[Paleopsych] Recent safety hazards at aging nuclear plants

Steve Hovland shovland at mindspring.com
Fri Apr 1 01:59:00 UTC 2005

In the past three years, old or worn-out equipment has caused dozens
of incidents requiring plants to shut down.

December 9, 2001


The Orange County Register Since January 1999, worn-out equipment at
U.S. nuclear power plants has caused more than 50 fires, radiation or
steam leaks, or other serious safety hazards requiring shutdown of the
nuclear reactor. Here are details of some of the most serious

January 1999: Inadequate maintenance led to a six-hour hydrogen fire
on the roof of the control building at J.A. Fitzpatrick in Syracuse,
N.Y., forcing a plant shutdown.

August 1999: A cooling- water drain line in Callaway, Mo., broke
because of severe corrosion, forcing a reactor shutdown.
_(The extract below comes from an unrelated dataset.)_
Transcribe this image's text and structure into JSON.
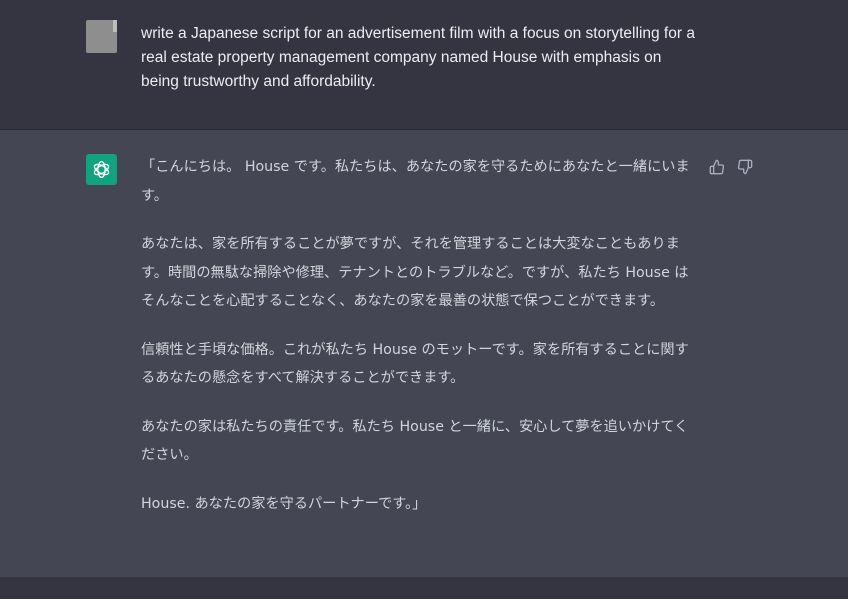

A subsequent
inspection revealed at least 10 areas where pipes had decayed and were
in danger of breaking.

1999-2000: Millstone in Waterford, Conn., had to repeatedly shut down
due to failures of the reactor control-rod drive system, including
control rods that came loose and dropped into the reactor. The plant
operator blamed failed insulation and damaged electrical leads.

February 2000: A steam generator tube ruptured at Indian Point 2 in
New York, contaminating 19,000 gallons of cooling water and releasing
radioactive steam into the atmosphere.
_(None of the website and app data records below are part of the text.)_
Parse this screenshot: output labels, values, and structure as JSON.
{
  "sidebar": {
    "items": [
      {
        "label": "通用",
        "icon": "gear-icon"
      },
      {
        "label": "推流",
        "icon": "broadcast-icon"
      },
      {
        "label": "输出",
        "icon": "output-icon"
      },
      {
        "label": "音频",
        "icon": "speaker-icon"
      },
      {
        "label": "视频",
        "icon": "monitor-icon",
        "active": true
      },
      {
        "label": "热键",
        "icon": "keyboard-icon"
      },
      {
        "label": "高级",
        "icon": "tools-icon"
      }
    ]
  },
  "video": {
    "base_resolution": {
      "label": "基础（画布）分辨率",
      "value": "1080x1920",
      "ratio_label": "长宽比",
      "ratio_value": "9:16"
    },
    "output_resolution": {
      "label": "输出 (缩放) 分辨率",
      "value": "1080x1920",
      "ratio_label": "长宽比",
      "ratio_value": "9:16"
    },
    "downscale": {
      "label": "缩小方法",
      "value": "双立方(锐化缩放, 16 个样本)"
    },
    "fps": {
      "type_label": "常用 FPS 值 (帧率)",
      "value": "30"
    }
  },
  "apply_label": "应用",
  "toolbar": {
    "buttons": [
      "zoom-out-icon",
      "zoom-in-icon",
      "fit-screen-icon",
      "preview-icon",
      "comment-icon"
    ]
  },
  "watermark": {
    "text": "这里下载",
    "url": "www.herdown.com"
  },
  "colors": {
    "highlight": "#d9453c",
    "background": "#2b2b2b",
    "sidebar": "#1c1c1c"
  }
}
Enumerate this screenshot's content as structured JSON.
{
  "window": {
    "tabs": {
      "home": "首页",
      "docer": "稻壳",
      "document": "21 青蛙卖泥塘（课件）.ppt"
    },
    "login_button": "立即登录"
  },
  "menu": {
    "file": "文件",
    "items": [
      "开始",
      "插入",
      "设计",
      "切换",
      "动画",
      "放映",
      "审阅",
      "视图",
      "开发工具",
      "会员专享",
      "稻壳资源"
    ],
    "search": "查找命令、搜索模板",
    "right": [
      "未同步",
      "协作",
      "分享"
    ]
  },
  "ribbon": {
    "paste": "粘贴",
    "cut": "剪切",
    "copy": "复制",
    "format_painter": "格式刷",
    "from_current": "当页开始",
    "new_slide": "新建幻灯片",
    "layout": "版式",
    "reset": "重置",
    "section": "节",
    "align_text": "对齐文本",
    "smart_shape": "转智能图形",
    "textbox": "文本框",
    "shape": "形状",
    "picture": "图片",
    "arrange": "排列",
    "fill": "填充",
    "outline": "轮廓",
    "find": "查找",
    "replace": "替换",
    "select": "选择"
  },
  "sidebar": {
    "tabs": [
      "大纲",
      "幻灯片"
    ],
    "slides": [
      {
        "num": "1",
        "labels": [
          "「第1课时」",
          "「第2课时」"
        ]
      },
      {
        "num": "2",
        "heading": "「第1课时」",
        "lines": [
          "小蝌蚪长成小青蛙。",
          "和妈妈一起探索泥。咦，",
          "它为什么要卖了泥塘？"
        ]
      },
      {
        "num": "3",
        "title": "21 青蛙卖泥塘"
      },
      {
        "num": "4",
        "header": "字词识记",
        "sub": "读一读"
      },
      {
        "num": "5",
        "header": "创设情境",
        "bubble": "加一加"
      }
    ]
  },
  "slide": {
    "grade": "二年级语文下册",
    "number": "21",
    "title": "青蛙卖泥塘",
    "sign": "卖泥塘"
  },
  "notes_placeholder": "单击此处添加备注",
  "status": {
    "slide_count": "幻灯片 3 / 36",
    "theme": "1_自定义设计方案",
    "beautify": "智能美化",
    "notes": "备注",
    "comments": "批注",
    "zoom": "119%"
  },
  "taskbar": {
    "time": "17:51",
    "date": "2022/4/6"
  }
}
May 2000: A failed electrical conductor at Diablo Canyon 1 in San Luis
Obispo County triggered a fire that cut power to the coolant and
circulating water pumps that keep the nuclear core from overheating.

August 2000: Peach Bottom Unit 3, in Pennsylvania, was forced into
emergency shutdown when an instrument valve failed and caused a leak
of contaminated reactor cool ant outside of primary containment. A
similar valve failure and leak of radiation had occurred May 28, 2000,
but the valves were not replaced.

October 2000: At V.C. Summer, in South Carolina, a 29- inch diameter
coolant pipe, with walls more than 2 inches thick, suffered a crack
due to water stress corrosion, creating a leak of radioactive cooling
water. Crack indications were later found at four more reactor inlets.

November 2000 to April 2001: After receiving a 20-year license
extension, operators of Oconee 1, in Seneca, S.C., found 19 cracks in
the reactor where control rods pass through to the nuclear core.
Radioactive cooling water had been leaking into the containment sump.
In February nine leaks were found in Oconee 3, which had been taken
down for refueling. Oconee 2 was later found to have four leaking
control-rod nozzles.

January 2001: Failure of an 18-year-old valve at North Anna, Va.,
created a leak of radioactive coolant of more than 10 gallons per
minute, forcing a shutdown of the reactor.

February 2001: A 20-year-old circuit breaker at San Onofre 3, near
Camp Pendleton, failed to close, creating a 4000-volt arc and fire
that cut power to coolant control systems, drowned emergency switching
valves and shut down emergency oil pumps, destroying the Unit 3
generator shaft. Currently, 150 identical breakers remain in service
at the plant.

February 2001: After Arkansas 1 was re-licensed for 20 years,
extensive cracking was found on the control-rod drives and
thermocouple nozzles entering the nuclear reactor.

August 2001: Failure of a valve at Palo Verde 3, in Arizona, caused a
leak of radioactive cooling water from the irradiated fuel-cooling
pool into the reactor containment building, forcing a reactor

Source: Nuclear Regulatory Commission inspection reports, incident
reports and technical bulletins.

More information about the paleopsych mailing list